Working with lower-order models can simplify analysis and control design. Simpler models are
also easier to understand and manipulate than high-order models. High-order models
obtained by linearizing complex Simulink® models, interconnecting model elements, or other sources can contain
states that do not contribute much to the dynamics of particular interest to your
application. Use the Model Reducer app, the Reduce Model
Order task in the Live Editor, or functions such as
minreal to reduce model
order while preserving model characteristics that are important for your
For more information about ways to reduce model order, see Model Reduction Basics.
|Model Reducer||Reduce complexity of linear time-invariant (LTI) models|
Live Editor Tasks
|Reduce Model Order||Reduce complexity of linear time-invariant (LTI) models in the Live Editor|
|Model order reduction|
|Create option set for model order reduction|
|Gramian-based input/output balancing of state-space realizations|

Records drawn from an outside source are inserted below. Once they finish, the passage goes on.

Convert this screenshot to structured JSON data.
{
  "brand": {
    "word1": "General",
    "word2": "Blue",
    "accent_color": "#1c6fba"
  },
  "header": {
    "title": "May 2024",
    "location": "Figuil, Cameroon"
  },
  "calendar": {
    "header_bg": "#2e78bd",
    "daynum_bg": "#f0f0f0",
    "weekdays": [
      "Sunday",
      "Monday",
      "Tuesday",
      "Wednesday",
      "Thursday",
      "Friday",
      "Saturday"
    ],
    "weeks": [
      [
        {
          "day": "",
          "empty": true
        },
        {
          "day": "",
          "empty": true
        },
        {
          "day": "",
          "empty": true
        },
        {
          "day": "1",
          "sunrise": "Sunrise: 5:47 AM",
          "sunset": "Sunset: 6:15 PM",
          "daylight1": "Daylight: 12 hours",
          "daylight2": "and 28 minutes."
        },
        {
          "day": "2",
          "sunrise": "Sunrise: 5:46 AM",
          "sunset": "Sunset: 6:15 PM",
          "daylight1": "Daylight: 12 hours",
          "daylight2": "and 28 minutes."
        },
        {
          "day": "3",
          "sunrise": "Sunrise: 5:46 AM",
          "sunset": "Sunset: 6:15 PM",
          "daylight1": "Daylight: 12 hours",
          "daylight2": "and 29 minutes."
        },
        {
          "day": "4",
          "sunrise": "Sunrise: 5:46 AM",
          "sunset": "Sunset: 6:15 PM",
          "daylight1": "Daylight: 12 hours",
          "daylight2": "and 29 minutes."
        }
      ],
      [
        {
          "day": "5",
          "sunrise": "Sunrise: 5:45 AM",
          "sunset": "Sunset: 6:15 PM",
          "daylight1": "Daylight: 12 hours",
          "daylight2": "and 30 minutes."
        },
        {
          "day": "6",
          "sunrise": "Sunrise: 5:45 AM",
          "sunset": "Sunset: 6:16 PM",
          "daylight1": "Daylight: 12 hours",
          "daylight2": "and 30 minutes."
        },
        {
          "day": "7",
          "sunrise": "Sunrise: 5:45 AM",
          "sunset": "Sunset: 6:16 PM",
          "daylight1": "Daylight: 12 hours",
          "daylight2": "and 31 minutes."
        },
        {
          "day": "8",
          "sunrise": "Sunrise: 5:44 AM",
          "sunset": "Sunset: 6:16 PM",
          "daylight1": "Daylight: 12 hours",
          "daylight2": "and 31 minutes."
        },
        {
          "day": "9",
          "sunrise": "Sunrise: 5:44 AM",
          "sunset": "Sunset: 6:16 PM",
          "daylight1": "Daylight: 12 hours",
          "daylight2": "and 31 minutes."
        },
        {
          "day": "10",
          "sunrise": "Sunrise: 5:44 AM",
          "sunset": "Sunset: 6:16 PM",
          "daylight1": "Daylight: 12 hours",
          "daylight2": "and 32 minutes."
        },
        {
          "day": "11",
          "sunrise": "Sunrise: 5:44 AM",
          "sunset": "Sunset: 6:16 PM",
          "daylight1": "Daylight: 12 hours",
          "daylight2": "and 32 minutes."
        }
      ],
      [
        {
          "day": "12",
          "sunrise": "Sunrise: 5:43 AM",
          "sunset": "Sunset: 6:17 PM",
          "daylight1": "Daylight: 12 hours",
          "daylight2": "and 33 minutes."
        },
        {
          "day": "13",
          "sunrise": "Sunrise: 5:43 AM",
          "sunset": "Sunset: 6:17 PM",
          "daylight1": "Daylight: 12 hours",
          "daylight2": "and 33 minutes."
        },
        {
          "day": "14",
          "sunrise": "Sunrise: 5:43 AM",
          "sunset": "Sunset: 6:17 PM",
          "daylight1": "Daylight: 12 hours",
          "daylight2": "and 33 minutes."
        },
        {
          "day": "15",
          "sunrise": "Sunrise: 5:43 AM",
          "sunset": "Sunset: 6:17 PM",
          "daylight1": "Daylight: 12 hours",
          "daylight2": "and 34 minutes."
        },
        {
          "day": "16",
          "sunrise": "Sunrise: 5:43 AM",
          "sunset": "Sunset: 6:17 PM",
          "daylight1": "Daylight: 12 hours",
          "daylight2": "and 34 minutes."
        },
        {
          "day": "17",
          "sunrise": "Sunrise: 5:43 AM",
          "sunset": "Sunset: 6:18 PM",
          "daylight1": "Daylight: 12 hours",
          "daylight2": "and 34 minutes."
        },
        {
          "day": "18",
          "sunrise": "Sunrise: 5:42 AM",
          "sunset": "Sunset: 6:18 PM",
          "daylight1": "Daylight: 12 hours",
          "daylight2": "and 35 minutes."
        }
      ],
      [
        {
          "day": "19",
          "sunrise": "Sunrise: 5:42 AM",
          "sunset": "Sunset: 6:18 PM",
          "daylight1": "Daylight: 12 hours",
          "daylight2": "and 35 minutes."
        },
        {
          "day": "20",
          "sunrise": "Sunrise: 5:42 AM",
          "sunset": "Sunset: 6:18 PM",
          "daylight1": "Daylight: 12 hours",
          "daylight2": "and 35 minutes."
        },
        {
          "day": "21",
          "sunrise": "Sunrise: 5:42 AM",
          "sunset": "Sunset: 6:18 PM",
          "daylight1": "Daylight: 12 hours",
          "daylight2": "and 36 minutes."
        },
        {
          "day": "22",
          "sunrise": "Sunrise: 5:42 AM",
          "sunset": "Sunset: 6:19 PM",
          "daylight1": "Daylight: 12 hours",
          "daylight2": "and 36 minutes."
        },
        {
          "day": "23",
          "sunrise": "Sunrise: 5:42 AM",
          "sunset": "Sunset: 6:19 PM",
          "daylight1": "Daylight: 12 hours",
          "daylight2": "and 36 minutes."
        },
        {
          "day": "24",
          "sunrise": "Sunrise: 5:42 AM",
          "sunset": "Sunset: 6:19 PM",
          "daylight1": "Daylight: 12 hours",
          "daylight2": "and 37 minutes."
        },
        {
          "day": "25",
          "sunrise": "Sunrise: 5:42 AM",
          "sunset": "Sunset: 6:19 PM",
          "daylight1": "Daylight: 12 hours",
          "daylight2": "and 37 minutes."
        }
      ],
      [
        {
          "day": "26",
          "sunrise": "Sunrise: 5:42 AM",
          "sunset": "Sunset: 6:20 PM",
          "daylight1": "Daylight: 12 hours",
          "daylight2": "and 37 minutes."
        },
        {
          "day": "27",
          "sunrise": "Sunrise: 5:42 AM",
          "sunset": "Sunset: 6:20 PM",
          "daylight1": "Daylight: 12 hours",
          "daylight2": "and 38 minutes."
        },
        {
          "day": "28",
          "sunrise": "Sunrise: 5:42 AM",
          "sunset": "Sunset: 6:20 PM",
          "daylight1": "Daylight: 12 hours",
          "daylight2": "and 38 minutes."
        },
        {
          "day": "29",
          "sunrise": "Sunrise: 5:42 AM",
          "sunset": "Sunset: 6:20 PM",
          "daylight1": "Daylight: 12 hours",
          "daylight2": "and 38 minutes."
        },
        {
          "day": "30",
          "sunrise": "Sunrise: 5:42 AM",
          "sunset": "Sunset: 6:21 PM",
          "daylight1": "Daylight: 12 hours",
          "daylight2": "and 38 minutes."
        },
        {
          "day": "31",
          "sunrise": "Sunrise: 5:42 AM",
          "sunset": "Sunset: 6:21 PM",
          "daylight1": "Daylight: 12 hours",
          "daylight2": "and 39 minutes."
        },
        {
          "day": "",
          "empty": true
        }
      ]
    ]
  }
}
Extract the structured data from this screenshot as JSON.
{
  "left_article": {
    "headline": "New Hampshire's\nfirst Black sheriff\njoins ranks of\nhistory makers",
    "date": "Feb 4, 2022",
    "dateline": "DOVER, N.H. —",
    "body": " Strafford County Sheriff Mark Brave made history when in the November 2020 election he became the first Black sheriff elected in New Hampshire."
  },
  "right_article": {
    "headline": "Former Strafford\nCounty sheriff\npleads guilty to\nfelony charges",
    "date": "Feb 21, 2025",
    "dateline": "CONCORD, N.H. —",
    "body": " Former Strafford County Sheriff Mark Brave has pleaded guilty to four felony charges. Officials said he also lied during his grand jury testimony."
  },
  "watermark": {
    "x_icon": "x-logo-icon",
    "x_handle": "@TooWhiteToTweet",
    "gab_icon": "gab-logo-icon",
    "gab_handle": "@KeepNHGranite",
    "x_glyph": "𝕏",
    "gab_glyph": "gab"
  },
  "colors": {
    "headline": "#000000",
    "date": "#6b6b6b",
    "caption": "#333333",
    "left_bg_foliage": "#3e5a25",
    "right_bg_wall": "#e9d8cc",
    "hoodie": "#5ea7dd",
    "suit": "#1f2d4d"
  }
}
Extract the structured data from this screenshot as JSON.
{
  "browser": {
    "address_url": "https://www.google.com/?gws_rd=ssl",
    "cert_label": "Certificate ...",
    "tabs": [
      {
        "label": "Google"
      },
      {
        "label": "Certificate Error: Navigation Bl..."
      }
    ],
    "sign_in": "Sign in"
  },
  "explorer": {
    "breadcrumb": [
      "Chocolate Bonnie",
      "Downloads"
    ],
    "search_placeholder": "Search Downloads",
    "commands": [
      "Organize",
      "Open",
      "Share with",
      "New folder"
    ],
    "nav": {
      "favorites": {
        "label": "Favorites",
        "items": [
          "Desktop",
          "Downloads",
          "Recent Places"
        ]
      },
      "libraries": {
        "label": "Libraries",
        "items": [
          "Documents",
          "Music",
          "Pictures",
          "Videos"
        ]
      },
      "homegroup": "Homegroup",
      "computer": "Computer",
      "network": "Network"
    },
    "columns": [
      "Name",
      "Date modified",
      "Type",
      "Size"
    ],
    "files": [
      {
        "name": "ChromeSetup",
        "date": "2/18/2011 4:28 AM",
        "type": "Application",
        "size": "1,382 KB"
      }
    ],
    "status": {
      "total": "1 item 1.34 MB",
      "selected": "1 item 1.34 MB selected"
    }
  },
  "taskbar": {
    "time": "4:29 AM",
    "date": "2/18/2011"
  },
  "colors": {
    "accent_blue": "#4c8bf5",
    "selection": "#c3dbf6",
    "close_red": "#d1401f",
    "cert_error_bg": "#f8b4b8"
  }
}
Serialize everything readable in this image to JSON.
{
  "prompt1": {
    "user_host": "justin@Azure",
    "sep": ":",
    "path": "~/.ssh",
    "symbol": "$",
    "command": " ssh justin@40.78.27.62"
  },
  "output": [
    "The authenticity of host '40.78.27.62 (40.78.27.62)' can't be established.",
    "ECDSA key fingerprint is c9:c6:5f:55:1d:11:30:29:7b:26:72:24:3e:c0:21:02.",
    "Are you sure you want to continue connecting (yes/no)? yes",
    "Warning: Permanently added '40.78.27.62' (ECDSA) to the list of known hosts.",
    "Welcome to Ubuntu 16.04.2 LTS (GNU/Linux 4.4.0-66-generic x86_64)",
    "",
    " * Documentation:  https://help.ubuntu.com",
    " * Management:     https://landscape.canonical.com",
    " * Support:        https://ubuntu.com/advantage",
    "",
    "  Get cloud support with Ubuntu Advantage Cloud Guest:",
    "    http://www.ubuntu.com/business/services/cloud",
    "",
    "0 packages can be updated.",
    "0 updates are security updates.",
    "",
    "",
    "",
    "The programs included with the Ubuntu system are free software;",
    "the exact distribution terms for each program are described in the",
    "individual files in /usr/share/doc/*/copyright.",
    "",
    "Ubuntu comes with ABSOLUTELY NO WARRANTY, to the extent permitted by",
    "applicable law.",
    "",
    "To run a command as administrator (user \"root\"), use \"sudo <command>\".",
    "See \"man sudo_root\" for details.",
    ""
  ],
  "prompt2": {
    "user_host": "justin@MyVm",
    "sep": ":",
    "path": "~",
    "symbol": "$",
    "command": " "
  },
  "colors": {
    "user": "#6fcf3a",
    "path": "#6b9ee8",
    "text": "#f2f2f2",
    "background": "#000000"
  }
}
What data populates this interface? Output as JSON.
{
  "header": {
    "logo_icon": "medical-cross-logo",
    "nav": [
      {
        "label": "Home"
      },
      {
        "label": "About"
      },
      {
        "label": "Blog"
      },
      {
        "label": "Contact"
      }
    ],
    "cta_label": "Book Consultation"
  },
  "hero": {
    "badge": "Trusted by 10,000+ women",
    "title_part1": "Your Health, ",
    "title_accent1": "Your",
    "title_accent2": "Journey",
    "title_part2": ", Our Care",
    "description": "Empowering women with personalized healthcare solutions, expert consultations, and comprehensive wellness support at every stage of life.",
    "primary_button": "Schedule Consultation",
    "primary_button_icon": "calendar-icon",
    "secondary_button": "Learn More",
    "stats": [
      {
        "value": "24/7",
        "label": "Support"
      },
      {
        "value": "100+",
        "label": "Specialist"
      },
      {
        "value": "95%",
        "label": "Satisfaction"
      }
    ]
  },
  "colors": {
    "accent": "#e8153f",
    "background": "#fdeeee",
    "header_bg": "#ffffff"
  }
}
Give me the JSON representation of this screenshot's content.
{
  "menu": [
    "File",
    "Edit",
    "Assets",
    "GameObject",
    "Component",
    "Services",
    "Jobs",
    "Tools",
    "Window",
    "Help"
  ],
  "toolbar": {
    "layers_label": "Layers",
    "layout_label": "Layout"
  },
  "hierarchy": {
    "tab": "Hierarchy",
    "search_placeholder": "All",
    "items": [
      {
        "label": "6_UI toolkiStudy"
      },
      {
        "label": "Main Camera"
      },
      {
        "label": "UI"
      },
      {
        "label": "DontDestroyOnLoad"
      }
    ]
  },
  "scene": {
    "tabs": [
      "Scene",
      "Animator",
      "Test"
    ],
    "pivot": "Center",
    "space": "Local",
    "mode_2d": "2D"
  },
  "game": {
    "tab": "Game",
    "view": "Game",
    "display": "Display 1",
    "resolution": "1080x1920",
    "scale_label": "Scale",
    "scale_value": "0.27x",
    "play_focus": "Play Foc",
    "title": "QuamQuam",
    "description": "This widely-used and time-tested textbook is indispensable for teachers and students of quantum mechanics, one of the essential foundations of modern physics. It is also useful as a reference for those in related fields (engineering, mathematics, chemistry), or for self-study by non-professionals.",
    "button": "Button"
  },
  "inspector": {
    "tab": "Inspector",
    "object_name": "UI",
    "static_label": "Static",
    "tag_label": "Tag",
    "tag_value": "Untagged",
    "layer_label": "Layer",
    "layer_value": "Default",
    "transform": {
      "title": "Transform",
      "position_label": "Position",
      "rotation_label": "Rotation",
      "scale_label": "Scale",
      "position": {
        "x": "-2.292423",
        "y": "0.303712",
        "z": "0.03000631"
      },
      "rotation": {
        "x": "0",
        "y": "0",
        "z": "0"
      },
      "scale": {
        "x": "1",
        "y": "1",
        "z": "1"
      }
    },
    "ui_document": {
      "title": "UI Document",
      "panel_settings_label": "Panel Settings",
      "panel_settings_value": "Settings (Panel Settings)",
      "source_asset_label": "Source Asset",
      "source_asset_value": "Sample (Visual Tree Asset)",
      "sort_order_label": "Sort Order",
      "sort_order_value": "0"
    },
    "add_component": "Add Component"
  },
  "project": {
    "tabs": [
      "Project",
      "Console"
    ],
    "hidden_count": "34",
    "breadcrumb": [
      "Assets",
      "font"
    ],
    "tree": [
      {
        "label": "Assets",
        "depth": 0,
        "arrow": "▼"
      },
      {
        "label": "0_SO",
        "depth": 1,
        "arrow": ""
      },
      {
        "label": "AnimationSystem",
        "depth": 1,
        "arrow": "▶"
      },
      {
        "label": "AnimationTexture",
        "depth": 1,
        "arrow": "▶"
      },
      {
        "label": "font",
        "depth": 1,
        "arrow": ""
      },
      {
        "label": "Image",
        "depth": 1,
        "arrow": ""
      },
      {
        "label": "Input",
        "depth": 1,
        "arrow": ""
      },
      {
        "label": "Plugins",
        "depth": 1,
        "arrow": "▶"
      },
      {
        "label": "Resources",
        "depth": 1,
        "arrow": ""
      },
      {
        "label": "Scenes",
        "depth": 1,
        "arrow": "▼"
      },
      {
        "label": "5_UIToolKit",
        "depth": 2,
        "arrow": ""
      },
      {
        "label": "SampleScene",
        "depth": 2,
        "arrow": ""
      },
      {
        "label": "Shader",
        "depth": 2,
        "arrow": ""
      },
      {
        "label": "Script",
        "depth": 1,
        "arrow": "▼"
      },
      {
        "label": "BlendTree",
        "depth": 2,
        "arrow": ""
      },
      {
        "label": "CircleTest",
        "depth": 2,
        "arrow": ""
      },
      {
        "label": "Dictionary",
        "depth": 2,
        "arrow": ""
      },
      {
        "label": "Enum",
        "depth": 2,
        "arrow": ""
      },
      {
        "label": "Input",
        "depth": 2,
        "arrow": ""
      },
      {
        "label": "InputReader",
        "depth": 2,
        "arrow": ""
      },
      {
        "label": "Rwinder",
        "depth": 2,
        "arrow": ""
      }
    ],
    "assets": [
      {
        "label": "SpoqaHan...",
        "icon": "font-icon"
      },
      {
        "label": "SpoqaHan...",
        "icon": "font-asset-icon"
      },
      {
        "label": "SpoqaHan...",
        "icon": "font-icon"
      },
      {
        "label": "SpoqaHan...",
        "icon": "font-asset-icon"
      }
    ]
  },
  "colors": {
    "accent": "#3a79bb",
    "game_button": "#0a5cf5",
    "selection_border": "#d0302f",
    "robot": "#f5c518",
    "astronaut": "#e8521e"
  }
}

|(Not recommended) Hankel singular values of dynamic system|
|Plot Hankel singular values and return plot handle|
|(Not recommended) Create option set for computing Hankel singular values and input/output balancing|
Model-order reduction can simplify analysis and control design by providing simpler models that are easier to understand and manipulate.
Interactively reduce model order while preserving important dynamics.
Interactively perform model reduction and generate code in a live script using the Reduce Model Order task.
Compute lower-order approximations of higher-order models by removing states with lower energy contributions.
- Approximate Model by Balanced Truncation at the Command Line
- Compare Truncated and DC Matched Low-Order Model Approximations
- Approximate Model with Unstable or Near-Unstable Pole
- Frequency-Limited Balanced Truncation
Reduce model order by canceling pole-zero pairs or eliminating states that have no effect on the overall model response.
Reduce model order by eliminating poles that fall outside a specific frequency range.
Examine and compare time-domain and frequency-domain responses of the original and reduced models.